Giving the user proper direction to achieve goals:
- What were the key choices you made to ensure clarity for a user to achieve a goal? Usually there is an optimal path for a user to achieve a goal just as if the user were driving from point A to point B. A good design gives the user an Interstate Freeway to achieve a goal. A bad design gives them several paths to achieve the same thing as they will likely get lost along the way.
Inspiring the user to know they were using cutting edge technology:
- What area of your application did you focus on to educate your users that you truly understood their problem to the level you could use cutting-edge technology to solve it. Five years ago, I worked with a lot of companies to implement drag-and-drop solutions because it a) was a more user-intuitive solution for doing certain things and b) users were excited to use technology that allowed them to interact with a web-page in a way they had not done previously. Many companies were hesitant to change but the results spoke for themselves and users enjoyed the experience.
Mapping out your users’ expectations – a 5 minute test you can do:
When I am working with clients to help them solve this problem, I will have them draw a map which has their users on Point A and their users’ goals on Point B. Each point the user interacts with the application is a stop along the way.
Freeway or Scenic Route?
- How many steps did it take for your user to accomplish a primary goal using your website or application? Are there steps you could eliminate or consolidate?
Destinations or Distractions?
- Each time your user stops to perform a necessary task, it’s important you create an experience that makes their stop exciting and value-driven. If you can find ways to make their experience exciting each they interact with a feature, it reinforces to the user why they use technology and that you provide cutting-edge technology.
Let us know!
If you would like to evaluate the design integrity of your application or website, please let us know! We’d be happy to offer you a complimentary consultation and walk you through the exercises outlined in this post.
Windows Phone 8 – Are you ready?
If you have just updated to Mango and think things are done, you haven’t seen nothing yet. Get ready for Apollo (Windows Phone 8).
The world has gone mobile, and online. And good old-fashioned Windows, that bastion of traditional desktop computing, will undergo a radical remodel in Windows Phone 8 in an attempt to keep up with the likes of Apple and Google…and everybody else.
According to leaked reports, Microsoft and Intel have joined their hands to launch Windows 8 on mobile phones.
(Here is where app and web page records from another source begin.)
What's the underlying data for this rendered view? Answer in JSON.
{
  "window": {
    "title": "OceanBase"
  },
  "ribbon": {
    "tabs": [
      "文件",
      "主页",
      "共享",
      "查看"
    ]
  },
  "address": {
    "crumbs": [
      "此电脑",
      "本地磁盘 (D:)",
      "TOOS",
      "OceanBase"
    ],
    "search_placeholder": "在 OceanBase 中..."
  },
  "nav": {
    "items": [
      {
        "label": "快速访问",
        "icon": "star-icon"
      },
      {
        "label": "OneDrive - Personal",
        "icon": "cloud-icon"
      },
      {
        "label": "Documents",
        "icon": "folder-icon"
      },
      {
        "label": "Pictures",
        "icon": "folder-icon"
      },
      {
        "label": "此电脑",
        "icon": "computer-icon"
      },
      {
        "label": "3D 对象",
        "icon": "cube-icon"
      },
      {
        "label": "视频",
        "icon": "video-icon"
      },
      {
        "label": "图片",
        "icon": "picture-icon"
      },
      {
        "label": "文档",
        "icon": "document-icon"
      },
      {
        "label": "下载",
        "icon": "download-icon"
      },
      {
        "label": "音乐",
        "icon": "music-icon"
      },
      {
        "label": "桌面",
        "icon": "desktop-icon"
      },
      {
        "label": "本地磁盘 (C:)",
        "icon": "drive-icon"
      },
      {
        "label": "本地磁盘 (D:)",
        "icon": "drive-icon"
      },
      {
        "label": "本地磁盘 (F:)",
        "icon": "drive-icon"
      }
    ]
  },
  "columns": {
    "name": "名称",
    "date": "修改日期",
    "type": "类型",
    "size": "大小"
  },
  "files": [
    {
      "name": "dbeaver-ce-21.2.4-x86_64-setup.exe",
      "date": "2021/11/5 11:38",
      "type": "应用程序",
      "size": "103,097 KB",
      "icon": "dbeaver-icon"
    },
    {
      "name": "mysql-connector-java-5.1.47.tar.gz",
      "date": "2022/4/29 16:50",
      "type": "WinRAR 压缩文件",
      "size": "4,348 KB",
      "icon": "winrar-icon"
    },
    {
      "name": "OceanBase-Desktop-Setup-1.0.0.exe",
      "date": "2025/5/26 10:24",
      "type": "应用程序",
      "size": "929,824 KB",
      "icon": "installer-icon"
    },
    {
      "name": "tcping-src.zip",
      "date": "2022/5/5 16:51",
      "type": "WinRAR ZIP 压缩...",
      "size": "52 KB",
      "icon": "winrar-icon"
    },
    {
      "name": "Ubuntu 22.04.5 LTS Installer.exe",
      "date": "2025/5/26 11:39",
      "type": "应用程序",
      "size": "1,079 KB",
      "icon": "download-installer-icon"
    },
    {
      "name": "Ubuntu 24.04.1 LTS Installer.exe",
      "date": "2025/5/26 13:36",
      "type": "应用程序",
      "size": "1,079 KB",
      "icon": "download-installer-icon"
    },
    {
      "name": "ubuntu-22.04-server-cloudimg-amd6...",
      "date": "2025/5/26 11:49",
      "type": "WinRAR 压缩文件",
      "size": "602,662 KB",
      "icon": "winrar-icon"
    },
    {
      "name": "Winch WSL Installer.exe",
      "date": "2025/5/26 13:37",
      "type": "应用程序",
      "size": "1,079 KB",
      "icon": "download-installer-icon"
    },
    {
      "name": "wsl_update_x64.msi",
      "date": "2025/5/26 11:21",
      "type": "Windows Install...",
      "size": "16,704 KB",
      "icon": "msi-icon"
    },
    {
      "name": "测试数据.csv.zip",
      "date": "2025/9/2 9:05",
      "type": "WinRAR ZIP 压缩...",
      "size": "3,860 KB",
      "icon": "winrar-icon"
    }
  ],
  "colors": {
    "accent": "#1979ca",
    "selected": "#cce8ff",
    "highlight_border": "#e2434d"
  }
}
The main aim of Microsoft behind Windows 8 mobile computing is to provide better portable environment for its users so that users can experience new innovative Windows 8 exposure.
Nokia has told TechRadar that it believes users will really start seeing the potential of its tie-in with Microsoft on Windows Phone 8.
Niklas Savander, executive VP of Markets for Nokia, said that while it’s always hard to offer something fresh to the market, the Finnish firm has no qualms about using the same OS as a number of other vendors.
The Nokia connection cannot be underestimated, particularly if you are an App developer. Their first new Windows Mobile Phone that arrived with their Lumia 710 and 800. We are seeing a foreshadowing of Nokia enhancements on these phones such as Nokia Drive, a navigation app with turn-by-turn directions and offline maps. Also on the phone is Nokia Music with a feature called Mix Radio that provides pre-set music mixes. Lastly is ESPN Sports Hub, a multi-sport news center exclusive to Nokia.
While I realize that there are always some manufacturer-specific updates, Nokia has shown that they can deliver the goods when it comes to extra features and functions. We are like to see a lot more from Nokia when they release for Windows Phone 8. By that time they will have had a full cycle to get ready with more for their customers. Remember they had less than a year to get ready for Windows Phone 7.5.
I will provide more information on Windows Phone 8 as I find out more…